HOW TO COMPLETE THIS TASK: Give back the full set of entries that follows, exactly as written.

App and web page records:
□ □ □ □ □
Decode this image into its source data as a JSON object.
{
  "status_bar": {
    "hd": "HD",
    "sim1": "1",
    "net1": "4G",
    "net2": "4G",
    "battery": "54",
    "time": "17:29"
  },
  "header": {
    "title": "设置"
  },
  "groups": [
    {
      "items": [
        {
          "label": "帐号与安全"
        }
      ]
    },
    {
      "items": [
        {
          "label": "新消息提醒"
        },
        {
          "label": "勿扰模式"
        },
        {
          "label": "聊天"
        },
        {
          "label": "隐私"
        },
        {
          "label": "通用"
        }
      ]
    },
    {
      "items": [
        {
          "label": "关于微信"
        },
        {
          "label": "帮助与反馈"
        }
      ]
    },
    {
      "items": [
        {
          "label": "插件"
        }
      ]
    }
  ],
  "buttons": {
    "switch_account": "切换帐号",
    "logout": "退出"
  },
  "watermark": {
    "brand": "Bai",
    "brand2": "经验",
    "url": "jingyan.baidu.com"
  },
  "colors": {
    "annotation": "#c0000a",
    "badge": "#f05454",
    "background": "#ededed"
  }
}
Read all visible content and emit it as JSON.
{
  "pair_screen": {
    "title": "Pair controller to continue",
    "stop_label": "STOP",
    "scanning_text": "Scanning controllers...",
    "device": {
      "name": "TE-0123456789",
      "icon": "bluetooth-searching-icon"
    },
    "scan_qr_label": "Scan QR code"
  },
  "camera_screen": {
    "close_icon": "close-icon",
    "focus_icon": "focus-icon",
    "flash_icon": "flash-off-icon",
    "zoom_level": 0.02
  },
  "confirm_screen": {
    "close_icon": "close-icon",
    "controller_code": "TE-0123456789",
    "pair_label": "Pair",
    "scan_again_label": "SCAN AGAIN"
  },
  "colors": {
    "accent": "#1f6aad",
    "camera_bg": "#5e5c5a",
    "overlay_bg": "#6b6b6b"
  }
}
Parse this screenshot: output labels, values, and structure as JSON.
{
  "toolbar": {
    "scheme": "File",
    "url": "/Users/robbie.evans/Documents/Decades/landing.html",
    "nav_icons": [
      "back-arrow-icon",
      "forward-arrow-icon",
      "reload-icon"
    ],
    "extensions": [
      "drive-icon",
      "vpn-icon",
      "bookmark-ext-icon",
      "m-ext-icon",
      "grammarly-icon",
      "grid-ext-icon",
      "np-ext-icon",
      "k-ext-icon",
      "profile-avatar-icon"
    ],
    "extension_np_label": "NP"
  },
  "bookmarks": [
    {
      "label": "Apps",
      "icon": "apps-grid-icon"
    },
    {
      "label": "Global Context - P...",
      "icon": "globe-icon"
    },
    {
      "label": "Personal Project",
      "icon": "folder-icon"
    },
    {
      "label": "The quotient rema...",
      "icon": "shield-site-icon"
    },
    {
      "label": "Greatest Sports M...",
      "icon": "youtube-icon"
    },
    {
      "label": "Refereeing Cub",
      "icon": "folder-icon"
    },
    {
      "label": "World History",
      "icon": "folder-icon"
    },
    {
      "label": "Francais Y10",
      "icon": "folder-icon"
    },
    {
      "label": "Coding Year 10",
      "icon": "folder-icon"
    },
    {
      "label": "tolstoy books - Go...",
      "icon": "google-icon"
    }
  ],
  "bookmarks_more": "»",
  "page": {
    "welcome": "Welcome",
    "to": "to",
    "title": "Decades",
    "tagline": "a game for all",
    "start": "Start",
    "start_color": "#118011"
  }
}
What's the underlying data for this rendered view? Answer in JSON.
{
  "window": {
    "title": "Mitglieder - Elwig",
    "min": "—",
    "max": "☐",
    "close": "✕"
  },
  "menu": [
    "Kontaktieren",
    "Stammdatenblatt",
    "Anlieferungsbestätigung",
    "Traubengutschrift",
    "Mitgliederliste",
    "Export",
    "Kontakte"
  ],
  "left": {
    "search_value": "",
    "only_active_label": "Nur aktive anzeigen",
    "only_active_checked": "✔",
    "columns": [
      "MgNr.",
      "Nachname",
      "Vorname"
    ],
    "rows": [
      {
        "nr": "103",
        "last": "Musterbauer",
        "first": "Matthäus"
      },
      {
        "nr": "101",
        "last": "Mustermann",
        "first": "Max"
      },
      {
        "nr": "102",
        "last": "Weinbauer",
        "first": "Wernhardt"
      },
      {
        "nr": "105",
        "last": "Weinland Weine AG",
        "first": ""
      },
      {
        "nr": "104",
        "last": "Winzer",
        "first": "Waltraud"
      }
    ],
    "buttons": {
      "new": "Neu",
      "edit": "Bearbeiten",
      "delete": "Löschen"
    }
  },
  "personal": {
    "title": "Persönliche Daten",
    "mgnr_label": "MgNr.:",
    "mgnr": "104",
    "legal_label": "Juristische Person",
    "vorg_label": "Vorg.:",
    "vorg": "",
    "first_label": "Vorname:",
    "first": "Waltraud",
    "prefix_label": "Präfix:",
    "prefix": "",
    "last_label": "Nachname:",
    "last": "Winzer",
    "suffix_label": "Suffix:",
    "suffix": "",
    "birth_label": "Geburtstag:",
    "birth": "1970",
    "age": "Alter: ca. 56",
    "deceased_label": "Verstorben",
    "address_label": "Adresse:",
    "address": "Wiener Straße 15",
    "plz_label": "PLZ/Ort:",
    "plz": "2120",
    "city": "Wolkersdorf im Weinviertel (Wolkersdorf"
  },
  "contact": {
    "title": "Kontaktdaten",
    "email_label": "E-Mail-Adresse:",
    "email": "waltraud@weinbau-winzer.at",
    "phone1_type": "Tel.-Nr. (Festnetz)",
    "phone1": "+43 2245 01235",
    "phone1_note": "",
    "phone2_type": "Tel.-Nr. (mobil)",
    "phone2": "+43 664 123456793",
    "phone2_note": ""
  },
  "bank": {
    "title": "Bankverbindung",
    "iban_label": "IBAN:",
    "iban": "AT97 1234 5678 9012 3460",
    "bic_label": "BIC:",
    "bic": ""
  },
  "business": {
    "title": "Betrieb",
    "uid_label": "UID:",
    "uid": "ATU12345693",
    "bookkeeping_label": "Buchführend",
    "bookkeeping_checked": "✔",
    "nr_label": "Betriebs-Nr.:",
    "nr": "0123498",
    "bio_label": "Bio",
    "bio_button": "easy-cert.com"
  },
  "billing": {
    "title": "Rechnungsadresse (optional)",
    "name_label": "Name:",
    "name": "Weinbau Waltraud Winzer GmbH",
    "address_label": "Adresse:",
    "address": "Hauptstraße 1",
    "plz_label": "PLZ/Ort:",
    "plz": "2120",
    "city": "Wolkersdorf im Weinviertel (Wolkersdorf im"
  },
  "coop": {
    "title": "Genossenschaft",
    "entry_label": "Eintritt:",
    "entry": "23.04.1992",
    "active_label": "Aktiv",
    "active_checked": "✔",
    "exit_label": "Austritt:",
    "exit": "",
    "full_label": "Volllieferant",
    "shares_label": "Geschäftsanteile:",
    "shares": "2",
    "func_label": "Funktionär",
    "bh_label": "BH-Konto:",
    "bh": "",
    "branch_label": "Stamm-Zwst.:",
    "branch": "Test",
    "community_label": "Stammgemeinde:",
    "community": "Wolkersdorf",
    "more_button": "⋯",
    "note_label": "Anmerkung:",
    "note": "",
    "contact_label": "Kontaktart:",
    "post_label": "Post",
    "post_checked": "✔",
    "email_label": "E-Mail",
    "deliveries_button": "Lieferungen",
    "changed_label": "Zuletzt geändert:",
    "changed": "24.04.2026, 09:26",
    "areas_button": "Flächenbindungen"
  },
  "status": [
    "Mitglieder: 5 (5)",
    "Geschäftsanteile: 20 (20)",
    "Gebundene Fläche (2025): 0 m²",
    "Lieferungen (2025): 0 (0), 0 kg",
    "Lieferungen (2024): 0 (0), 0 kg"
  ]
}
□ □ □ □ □
ANSWER TO THE PROBLEM:
Decode this image into its source data as a JSON object.
{
  "status_bar": {
    "hd": "HD",
    "sim1": "1",
    "net1": "4G",
    "net2": "4G",
    "battery": "54",
    "time": "17:29"
  },
  "header": {
    "title": "设置"
  },
  "groups": [
    {
      "items": [
        {
          "label": "帐号与安全"
        }
      ]
    },
    {
      "items": [
        {
          "label": "新消息提醒"
        },
        {
          "label": "勿扰模式"
        },
        {
          "label": "聊天"
        },
        {
          "label": "隐私"
        },
        {
          "label": "通用"
        }
      ]
    },
    {
      "items": [
        {
          "label": "关于微信"
        },
        {
          "label": "帮助与反馈"
        }
      ]
    },
    {
      "items": [
        {
          "label": "插件"
        }
      ]
    }
  ],
  "buttons": {
    "switch_account": "切换帐号",
    "logout": "退出"
  },
  "watermark": {
    "brand": "Bai",
    "brand2": "经验",
    "url": "jingyan.baidu.com"
  },
  "colors": {
    "annotation": "#c0000a",
    "badge": "#f05454",
    "background": "#ededed"
  }
}
Read all visible content and emit it as JSON.
{
  "pair_screen": {
    "title": "Pair controller to continue",
    "stop_label": "STOP",
    "scanning_text": "Scanning controllers...",
    "device": {
      "name": "TE-0123456789",
      "icon": "bluetooth-searching-icon"
    },
    "scan_qr_label": "Scan QR code"
  },
  "camera_screen": {
    "close_icon": "close-icon",
    "focus_icon": "focus-icon",
    "flash_icon": "flash-off-icon",
    "zoom_level": 0.02
  },
  "confirm_screen": {
    "close_icon": "close-icon",
    "controller_code": "TE-0123456789",
    "pair_label": "Pair",
    "scan_again_label": "SCAN AGAIN"
  },
  "colors": {
    "accent": "#1f6aad",
    "camera_bg": "#5e5c5a",
    "overlay_bg": "#6b6b6b"
  }
}
Parse this screenshot: output labels, values, and structure as JSON.
{
  "toolbar": {
    "scheme": "File",
    "url": "/Users/robbie.evans/Documents/Decades/landing.html",
    "nav_icons": [
      "back-arrow-icon",
      "forward-arrow-icon",
      "reload-icon"
    ],
    "extensions": [
      "drive-icon",
      "vpn-icon",
      "bookmark-ext-icon",
      "m-ext-icon",
      "grammarly-icon",
      "grid-ext-icon",
      "np-ext-icon",
      "k-ext-icon",
      "profile-avatar-icon"
    ],
    "extension_np_label": "NP"
  },
  "bookmarks": [
    {
      "label": "Apps",
      "icon": "apps-grid-icon"
    },
    {
      "label": "Global Context - P...",
      "icon": "globe-icon"
    },
    {
      "label": "Personal Project",
      "icon": "folder-icon"
    },
    {
      "label": "The quotient rema...",
      "icon": "shield-site-icon"
    },
    {
      "label": "Greatest Sports M...",
      "icon": "youtube-icon"
    },
    {
      "label": "Refereeing Cub",
      "icon": "folder-icon"
    },
    {
      "label": "World History",
      "icon": "folder-icon"
    },
    {
      "label": "Francais Y10",
      "icon": "folder-icon"
    },
    {
      "label": "Coding Year 10",
      "icon": "folder-icon"
    },
    {
      "label": "tolstoy books - Go...",
      "icon": "google-icon"
    }
  ],
  "bookmarks_more": "»",
  "page": {
    "welcome": "Welcome",
    "to": "to",
    "title": "Decades",
    "tagline": "a game for all",
    "start": "Start",
    "start_color": "#118011"
  }
}
What's the underlying data for this rendered view? Answer in JSON.
{
  "window": {
    "title": "Mitglieder - Elwig",
    "min": "—",
    "max": "☐",
    "close": "✕"
  },
  "menu": [
    "Kontaktieren",
    "Stammdatenblatt",
    "Anlieferungsbestätigung",
    "Traubengutschrift",
    "Mitgliederliste",
    "Export",
    "Kontakte"
  ],
  "left": {
    "search_value": "",
    "only_active_label": "Nur aktive anzeigen",
    "only_active_checked": "✔",
    "columns": [
      "MgNr.",
      "Nachname",
      "Vorname"
    ],
    "rows": [
      {
        "nr": "103",
        "last": "Musterbauer",
        "first": "Matthäus"
      },
      {
        "nr": "101",
        "last": "Mustermann",
        "first": "Max"
      },
      {
        "nr": "102",
        "last": "Weinbauer",
        "first": "Wernhardt"
      },
      {
        "nr": "105",
        "last": "Weinland Weine AG",
        "first": ""
      },
      {
        "nr": "104",
        "last": "Winzer",
        "first": "Waltraud"
      }
    ],
    "buttons": {
      "new": "Neu",
      "edit": "Bearbeiten",
      "delete": "Löschen"
    }
  },
  "personal": {
    "title": "Persönliche Daten",
    "mgnr_label": "MgNr.:",
    "mgnr": "104",
    "legal_label": "Juristische Person",
    "vorg_label": "Vorg.:",
    "vorg": "",
    "first_label": "Vorname:",
    "first": "Waltraud",
    "prefix_label": "Präfix:",
    "prefix": "",
    "last_label": "Nachname:",
    "last": "Winzer",
    "suffix_label": "Suffix:",
    "suffix": "",
    "birth_label": "Geburtstag:",
    "birth": "1970",
    "age": "Alter: ca. 56",
    "deceased_label": "Verstorben",
    "address_label": "Adresse:",
    "address": "Wiener Straße 15",
    "plz_label": "PLZ/Ort:",
    "plz": "2120",
    "city": "Wolkersdorf im Weinviertel (Wolkersdorf"
  },
  "contact": {
    "title": "Kontaktdaten",
    "email_label": "E-Mail-Adresse:",
    "email": "waltraud@weinbau-winzer.at",
    "phone1_type": "Tel.-Nr. (Festnetz)",
    "phone1": "+43 2245 01235",
    "phone1_note": "",
    "phone2_type": "Tel.-Nr. (mobil)",
    "phone2": "+43 664 123456793",
    "phone2_note": ""
  },
  "bank": {
    "title": "Bankverbindung",
    "iban_label": "IBAN:",
    "iban": "AT97 1234 5678 9012 3460",
    "bic_label": "BIC:",
    "bic": ""
  },
  "business": {
    "title": "Betrieb",
    "uid_label": "UID:",
    "uid": "ATU12345693",
    "bookkeeping_label": "Buchführend",
    "bookkeeping_checked": "✔",
    "nr_label": "Betriebs-Nr.:",
    "nr": "0123498",
    "bio_label": "Bio",
    "bio_button": "easy-cert.com"
  },
  "billing": {
    "title": "Rechnungsadresse (optional)",
    "name_label": "Name:",
    "name": "Weinbau Waltraud Winzer GmbH",
    "address_label": "Adresse:",
    "address": "Hauptstraße 1",
    "plz_label": "PLZ/Ort:",
    "plz": "2120",
    "city": "Wolkersdorf im Weinviertel (Wolkersdorf im"
  },
  "coop": {
    "title": "Genossenschaft",
    "entry_label": "Eintritt:",
    "entry": "23.04.1992",
    "active_label": "Aktiv",
    "active_checked": "✔",
    "exit_label": "Austritt:",
    "exit": "",
    "full_label": "Volllieferant",
    "shares_label": "Geschäftsanteile:",
    "shares": "2",
    "func_label": "Funktionär",
    "bh_label": "BH-Konto:",
    "bh": "",
    "branch_label": "Stamm-Zwst.:",
    "branch": "Test",
    "community_label": "Stammgemeinde:",
    "community": "Wolkersdorf",
    "more_button": "⋯",
    "note_label": "Anmerkung:",
    "note": "",
    "contact_label": "Kontaktart:",
    "post_label": "Post",
    "post_checked": "✔",
    "email_label": "E-Mail",
    "deliveries_button": "Lieferungen",
    "changed_label": "Zuletzt geändert:",
    "changed": "24.04.2026, 09:26",
    "areas_button": "Flächenbindungen"
  },
  "status": [
    "Mitglieder: 5 (5)",
    "Geschäftsanteile: 20 (20)",
    "Gebundene Fläche (2025): 0 m²",
    "Lieferungen (2025): 0 (0), 0 kg",
    "Lieferungen (2024): 0 (0), 0 kg"
  ]
}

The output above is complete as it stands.